Each record below should be output verbatim, without pictures.

Input records: Begin

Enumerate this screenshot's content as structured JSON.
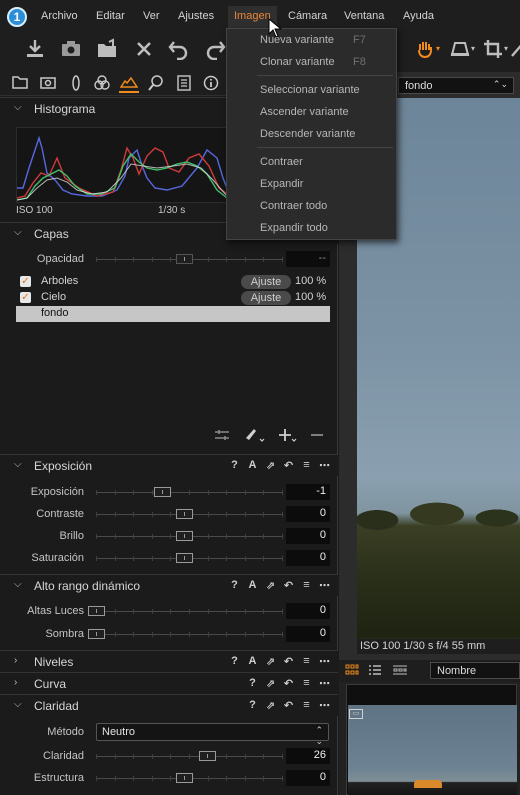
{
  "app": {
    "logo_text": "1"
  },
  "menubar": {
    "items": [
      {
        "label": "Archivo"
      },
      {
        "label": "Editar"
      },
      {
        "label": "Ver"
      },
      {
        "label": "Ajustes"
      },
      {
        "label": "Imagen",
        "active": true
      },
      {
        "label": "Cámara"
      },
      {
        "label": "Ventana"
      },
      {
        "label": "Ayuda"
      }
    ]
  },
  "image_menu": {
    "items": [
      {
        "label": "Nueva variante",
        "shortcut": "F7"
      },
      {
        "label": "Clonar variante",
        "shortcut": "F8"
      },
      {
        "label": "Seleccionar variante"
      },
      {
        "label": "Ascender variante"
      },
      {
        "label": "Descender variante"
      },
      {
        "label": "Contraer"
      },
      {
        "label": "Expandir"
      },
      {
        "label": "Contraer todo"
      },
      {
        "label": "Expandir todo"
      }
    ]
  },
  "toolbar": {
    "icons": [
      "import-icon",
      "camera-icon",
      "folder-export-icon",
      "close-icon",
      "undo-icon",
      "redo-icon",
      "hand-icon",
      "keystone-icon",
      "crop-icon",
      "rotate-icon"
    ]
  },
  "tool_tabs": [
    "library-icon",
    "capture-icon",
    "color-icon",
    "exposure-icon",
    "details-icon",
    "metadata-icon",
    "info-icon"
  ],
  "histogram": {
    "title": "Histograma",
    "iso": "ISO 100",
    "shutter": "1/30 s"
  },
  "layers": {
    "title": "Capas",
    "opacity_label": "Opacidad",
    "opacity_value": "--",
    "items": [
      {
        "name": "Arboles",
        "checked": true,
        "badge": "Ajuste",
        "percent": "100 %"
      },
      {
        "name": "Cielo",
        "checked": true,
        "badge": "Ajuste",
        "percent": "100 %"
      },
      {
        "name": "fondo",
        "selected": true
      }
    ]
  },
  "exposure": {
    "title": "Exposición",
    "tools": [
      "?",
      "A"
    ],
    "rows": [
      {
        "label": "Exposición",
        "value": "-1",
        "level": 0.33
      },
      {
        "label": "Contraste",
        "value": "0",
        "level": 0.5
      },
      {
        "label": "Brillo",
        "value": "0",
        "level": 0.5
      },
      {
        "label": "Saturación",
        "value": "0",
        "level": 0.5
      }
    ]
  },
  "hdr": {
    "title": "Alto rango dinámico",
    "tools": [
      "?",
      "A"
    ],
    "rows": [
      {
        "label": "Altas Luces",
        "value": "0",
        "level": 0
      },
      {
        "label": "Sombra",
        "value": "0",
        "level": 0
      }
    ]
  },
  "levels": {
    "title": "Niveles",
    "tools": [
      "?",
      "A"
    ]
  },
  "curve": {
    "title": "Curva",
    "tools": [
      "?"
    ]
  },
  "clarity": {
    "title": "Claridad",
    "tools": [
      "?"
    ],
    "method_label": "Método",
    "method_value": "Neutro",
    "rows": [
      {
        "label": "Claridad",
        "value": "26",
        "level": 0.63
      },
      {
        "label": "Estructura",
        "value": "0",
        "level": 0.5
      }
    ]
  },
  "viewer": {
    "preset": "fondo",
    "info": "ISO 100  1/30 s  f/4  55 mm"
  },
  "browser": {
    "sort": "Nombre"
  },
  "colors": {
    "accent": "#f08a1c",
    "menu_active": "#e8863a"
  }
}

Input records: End

Answer for this exercise:
Enumerate this screenshot's content as structured JSON.
{
  "app": {
    "logo_text": "1"
  },
  "menubar": {
    "items": [
      {
        "label": "Archivo"
      },
      {
        "label": "Editar"
      },
      {
        "label": "Ver"
      },
      {
        "label": "Ajustes"
      },
      {
        "label": "Imagen",
        "active": true
      },
      {
        "label": "Cámara"
      },
      {
        "label": "Ventana"
      },
      {
        "label": "Ayuda"
      }
    ]
  },
  "image_menu": {
    "items": [
      {
        "label": "Nueva variante",
        "shortcut": "F7"
      },
      {
        "label": "Clonar variante",
        "shortcut": "F8"
      },
      {
        "label": "Seleccionar variante"
      },
      {
        "label": "Ascender variante"
      },
      {
        "label": "Descender variante"
      },
      {
        "label": "Contraer"
      },
      {
        "label": "Expandir"
      },
      {
        "label": "Contraer todo"
      },
      {
        "label": "Expandir todo"
      }
    ]
  },
  "toolbar": {
    "icons": [
      "import-icon",
      "camera-icon",
      "folder-export-icon",
      "close-icon",
      "undo-icon",
      "redo-icon",
      "hand-icon",
      "keystone-icon",
      "crop-icon",
      "rotate-icon"
    ]
  },
  "tool_tabs": [
    "library-icon",
    "capture-icon",
    "color-icon",
    "exposure-icon",
    "details-icon",
    "metadata-icon",
    "info-icon"
  ],
  "histogram": {
    "title": "Histograma",
    "iso": "ISO 100",
    "shutter": "1/30 s"
  },
  "layers": {
    "title": "Capas",
    "opacity_label": "Opacidad",
    "opacity_value": "--",
    "items": [
      {
        "name": "Arboles",
        "checked": true,
        "badge": "Ajuste",
        "percent": "100 %"
      },
      {
        "name": "Cielo",
        "checked": true,
        "badge": "Ajuste",
        "percent": "100 %"
      },
      {
        "name": "fondo",
        "selected": true
      }
    ]
  },
  "exposure": {
    "title": "Exposición",
    "tools": [
      "?",
      "A"
    ],
    "rows": [
      {
        "label": "Exposición",
        "value": "-1",
        "level": 0.33
      },
      {
        "label": "Contraste",
        "value": "0",
        "level": 0.5
      },
      {
        "label": "Brillo",
        "value": "0",
        "level": 0.5
      },
      {
        "label": "Saturación",
        "value": "0",
        "level": 0.5
      }
    ]
  },
  "hdr": {
    "title": "Alto rango dinámico",
    "tools": [
      "?",
      "A"
    ],
    "rows": [
      {
        "label": "Altas Luces",
        "value": "0",
        "level": 0
      },
      {
        "label": "Sombra",
        "value": "0",
        "level": 0
      }
    ]
  },
  "levels": {
    "title": "Niveles",
    "tools": [
      "?",
      "A"
    ]
  },
  "curve": {
    "title": "Curva",
    "tools": [
      "?"
    ]
  },
  "clarity": {
    "title": "Claridad",
    "tools": [
      "?"
    ],
    "method_label": "Método",
    "method_value": "Neutro",
    "rows": [
      {
        "label": "Claridad",
        "value": "26",
        "level": 0.63
      },
      {
        "label": "Estructura",
        "value": "0",
        "level": 0.5
      }
    ]
  },
  "viewer": {
    "preset": "fondo",
    "info": "ISO 100  1/30 s  f/4  55 mm"
  },
  "browser": {
    "sort": "Nombre"
  },
  "colors": {
    "accent": "#f08a1c",
    "menu_active": "#e8863a"
  }
}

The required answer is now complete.